**About this task**: The answer must be every line from the entries below that contains "number".

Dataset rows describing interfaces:

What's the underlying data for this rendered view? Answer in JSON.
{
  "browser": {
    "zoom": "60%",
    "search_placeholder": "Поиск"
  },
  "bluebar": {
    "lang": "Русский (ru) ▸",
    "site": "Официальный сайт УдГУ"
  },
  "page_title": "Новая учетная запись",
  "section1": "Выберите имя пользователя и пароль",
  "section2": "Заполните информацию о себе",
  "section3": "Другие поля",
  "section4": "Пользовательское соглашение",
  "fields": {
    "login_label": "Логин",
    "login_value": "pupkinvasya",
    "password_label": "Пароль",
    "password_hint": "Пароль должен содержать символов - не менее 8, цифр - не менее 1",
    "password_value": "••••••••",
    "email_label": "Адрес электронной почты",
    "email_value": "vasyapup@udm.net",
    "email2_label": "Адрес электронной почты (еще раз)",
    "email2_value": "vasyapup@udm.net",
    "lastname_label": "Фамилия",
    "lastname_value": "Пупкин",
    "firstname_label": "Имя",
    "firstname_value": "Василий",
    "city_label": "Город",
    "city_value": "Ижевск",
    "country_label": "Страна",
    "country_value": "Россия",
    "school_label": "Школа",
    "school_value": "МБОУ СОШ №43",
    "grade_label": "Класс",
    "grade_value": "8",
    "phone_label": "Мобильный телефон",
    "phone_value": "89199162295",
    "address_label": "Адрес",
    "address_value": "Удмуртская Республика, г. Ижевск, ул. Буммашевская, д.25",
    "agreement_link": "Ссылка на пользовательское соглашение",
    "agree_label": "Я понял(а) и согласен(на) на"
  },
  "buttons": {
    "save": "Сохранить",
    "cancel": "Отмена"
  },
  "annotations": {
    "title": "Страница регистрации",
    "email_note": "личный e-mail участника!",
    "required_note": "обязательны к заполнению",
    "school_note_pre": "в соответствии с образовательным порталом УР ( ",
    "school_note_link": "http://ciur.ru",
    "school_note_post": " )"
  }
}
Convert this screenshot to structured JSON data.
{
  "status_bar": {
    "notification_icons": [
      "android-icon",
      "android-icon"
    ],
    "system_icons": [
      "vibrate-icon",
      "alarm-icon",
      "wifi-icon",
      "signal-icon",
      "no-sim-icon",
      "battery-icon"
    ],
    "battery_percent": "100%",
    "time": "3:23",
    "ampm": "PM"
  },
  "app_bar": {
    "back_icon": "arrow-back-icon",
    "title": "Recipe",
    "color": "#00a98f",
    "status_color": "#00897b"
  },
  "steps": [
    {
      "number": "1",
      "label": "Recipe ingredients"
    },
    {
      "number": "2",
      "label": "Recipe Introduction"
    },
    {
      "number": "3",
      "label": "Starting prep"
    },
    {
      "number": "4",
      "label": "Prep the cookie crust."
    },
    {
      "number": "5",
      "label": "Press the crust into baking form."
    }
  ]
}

**Task result**:
      "number": "1",
      "number": "2",
      "number": "3",
      "number": "4",
      "number": "5",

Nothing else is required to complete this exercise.